(Data items)
■ ■ ■ ■ ■ ■ ■
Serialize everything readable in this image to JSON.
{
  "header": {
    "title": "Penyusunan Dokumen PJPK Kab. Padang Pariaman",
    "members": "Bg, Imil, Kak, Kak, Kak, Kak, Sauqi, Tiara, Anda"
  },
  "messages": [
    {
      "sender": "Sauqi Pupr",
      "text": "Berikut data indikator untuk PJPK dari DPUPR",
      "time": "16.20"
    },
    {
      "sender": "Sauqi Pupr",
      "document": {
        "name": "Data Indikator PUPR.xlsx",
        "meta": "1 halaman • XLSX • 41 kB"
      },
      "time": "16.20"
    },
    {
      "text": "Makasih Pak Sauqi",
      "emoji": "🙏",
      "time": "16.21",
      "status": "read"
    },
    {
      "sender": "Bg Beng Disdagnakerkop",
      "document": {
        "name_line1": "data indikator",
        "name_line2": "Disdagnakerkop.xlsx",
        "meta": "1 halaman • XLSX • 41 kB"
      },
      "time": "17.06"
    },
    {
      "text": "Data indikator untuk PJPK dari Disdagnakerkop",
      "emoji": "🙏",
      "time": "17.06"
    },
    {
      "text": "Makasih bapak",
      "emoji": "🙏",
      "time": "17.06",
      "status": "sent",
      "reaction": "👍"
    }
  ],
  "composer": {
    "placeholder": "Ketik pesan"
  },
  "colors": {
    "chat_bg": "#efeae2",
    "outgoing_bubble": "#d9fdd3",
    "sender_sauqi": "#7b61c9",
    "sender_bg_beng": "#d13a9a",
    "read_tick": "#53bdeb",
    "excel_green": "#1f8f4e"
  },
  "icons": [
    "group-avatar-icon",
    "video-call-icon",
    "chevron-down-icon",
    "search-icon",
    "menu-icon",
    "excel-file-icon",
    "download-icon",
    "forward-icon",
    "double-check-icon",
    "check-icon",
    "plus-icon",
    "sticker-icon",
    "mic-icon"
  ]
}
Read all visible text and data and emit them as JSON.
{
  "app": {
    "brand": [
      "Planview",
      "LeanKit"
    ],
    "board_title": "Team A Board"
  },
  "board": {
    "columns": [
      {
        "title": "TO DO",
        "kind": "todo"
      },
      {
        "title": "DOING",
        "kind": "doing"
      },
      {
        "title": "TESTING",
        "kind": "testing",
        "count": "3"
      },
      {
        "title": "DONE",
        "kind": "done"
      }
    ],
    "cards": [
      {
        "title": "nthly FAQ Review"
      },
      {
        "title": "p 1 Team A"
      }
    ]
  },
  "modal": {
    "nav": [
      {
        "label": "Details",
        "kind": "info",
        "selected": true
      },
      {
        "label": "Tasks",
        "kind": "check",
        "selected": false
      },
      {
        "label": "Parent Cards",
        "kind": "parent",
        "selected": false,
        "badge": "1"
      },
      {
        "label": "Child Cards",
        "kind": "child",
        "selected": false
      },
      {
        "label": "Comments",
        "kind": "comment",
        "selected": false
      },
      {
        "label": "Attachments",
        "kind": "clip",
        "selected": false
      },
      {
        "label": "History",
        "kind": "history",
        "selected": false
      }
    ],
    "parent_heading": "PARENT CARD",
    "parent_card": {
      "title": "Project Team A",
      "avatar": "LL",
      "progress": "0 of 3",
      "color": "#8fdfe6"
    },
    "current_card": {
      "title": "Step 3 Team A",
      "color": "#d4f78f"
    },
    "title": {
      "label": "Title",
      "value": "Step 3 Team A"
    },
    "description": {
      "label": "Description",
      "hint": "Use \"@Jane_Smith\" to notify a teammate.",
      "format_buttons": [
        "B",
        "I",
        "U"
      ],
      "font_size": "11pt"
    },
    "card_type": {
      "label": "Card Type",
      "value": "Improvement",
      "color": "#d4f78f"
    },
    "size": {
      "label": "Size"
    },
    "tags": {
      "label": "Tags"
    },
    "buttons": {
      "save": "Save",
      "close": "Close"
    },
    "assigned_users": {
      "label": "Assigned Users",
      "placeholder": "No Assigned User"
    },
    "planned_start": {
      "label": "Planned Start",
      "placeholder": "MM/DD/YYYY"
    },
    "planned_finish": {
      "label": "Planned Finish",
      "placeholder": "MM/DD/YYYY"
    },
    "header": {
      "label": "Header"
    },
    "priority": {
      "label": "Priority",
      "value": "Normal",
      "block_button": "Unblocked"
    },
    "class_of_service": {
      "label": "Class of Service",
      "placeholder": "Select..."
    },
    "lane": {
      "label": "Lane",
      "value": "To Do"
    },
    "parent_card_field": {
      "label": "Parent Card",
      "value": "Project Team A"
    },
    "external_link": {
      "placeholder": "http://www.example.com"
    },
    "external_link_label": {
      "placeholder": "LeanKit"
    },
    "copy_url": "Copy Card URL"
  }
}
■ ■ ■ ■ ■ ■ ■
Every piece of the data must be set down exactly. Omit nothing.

Serialize everything readable in this image to JSON.
{
  "header": {
    "title": "Penyusunan Dokumen PJPK Kab. Padang Pariaman",
    "members": "Bg, Imil, Kak, Kak, Kak, Kak, Sauqi, Tiara, Anda"
  },
  "messages": [
    {
      "sender": "Sauqi Pupr",
      "text": "Berikut data indikator untuk PJPK dari DPUPR",
      "time": "16.20"
    },
    {
      "sender": "Sauqi Pupr",
      "document": {
        "name": "Data Indikator PUPR.xlsx",
        "meta": "1 halaman • XLSX • 41 kB"
      },
      "time": "16.20"
    },
    {
      "text": "Makasih Pak Sauqi",
      "emoji": "🙏",
      "time": "16.21",
      "status": "read"
    },
    {
      "sender": "Bg Beng Disdagnakerkop",
      "document": {
        "name_line1": "data indikator",
        "name_line2": "Disdagnakerkop.xlsx",
        "meta": "1 halaman • XLSX • 41 kB"
      },
      "time": "17.06"
    },
    {
      "text": "Data indikator untuk PJPK dari Disdagnakerkop",
      "emoji": "🙏",
      "time": "17.06"
    },
    {
      "text": "Makasih bapak",
      "emoji": "🙏",
      "time": "17.06",
      "status": "sent",
      "reaction": "👍"
    }
  ],
  "composer": {
    "placeholder": "Ketik pesan"
  },
  "colors": {
    "chat_bg": "#efeae2",
    "outgoing_bubble": "#d9fdd3",
    "sender_sauqi": "#7b61c9",
    "sender_bg_beng": "#d13a9a",
    "read_tick": "#53bdeb",
    "excel_green": "#1f8f4e"
  },
  "icons": [
    "group-avatar-icon",
    "video-call-icon",
    "chevron-down-icon",
    "search-icon",
    "menu-icon",
    "excel-file-icon",
    "download-icon",
    "forward-icon",
    "double-check-icon",
    "check-icon",
    "plus-icon",
    "sticker-icon",
    "mic-icon"
  ]
}
Read all visible text and data and emit them as JSON.
{
  "app": {
    "brand": [
      "Planview",
      "LeanKit"
    ],
    "board_title": "Team A Board"
  },
  "board": {
    "columns": [
      {
        "title": "TO DO",
        "kind": "todo"
      },
      {
        "title": "DOING",
        "kind": "doing"
      },
      {
        "title": "TESTING",
        "kind": "testing",
        "count": "3"
      },
      {
        "title": "DONE",
        "kind": "done"
      }
    ],
    "cards": [
      {
        "title": "nthly FAQ Review"
      },
      {
        "title": "p 1 Team A"
      }
    ]
  },
  "modal": {
    "nav": [
      {
        "label": "Details",
        "kind": "info",
        "selected": true
      },
      {
        "label": "Tasks",
        "kind": "check",
        "selected": false
      },
      {
        "label": "Parent Cards",
        "kind": "parent",
        "selected": false,
        "badge": "1"
      },
      {
        "label": "Child Cards",
        "kind": "child",
        "selected": false
      },
      {
        "label": "Comments",
        "kind": "comment",
        "selected": false
      },
      {
        "label": "Attachments",
        "kind": "clip",
        "selected": false
      },
      {
        "label": "History",
        "kind": "history",
        "selected": false
      }
    ],
    "parent_heading": "PARENT CARD",
    "parent_card": {
      "title": "Project Team A",
      "avatar": "LL",
      "progress": "0 of 3",
      "color": "#8fdfe6"
    },
    "current_card": {
      "title": "Step 3 Team A",
      "color": "#d4f78f"
    },
    "title": {
      "label": "Title",
      "value": "Step 3 Team A"
    },
    "description": {
      "label": "Description",
      "hint": "Use \"@Jane_Smith\" to notify a teammate.",
      "format_buttons": [
        "B",
        "I",
        "U"
      ],
      "font_size": "11pt"
    },
    "card_type": {
      "label": "Card Type",
      "value": "Improvement",
      "color": "#d4f78f"
    },
    "size": {
      "label": "Size"
    },
    "tags": {
      "label": "Tags"
    },
    "buttons": {
      "save": "Save",
      "close": "Close"
    },
    "assigned_users": {
      "label": "Assigned Users",
      "placeholder": "No Assigned User"
    },
    "planned_start": {
      "label": "Planned Start",
      "placeholder": "MM/DD/YYYY"
    },
    "planned_finish": {
      "label": "Planned Finish",
      "placeholder": "MM/DD/YYYY"
    },
    "header": {
      "label": "Header"
    },
    "priority": {
      "label": "Priority",
      "value": "Normal",
      "block_button": "Unblocked"
    },
    "class_of_service": {
      "label": "Class of Service",
      "placeholder": "Select..."
    },
    "lane": {
      "label": "Lane",
      "value": "To Do"
    },
    "parent_card_field": {
      "label": "Parent Card",
      "value": "Project Team A"
    },
    "external_link": {
      "placeholder": "http://www.example.com"
    },
    "external_link_label": {
      "placeholder": "LeanKit"
    },
    "copy_url": "Copy Card URL"
  }
}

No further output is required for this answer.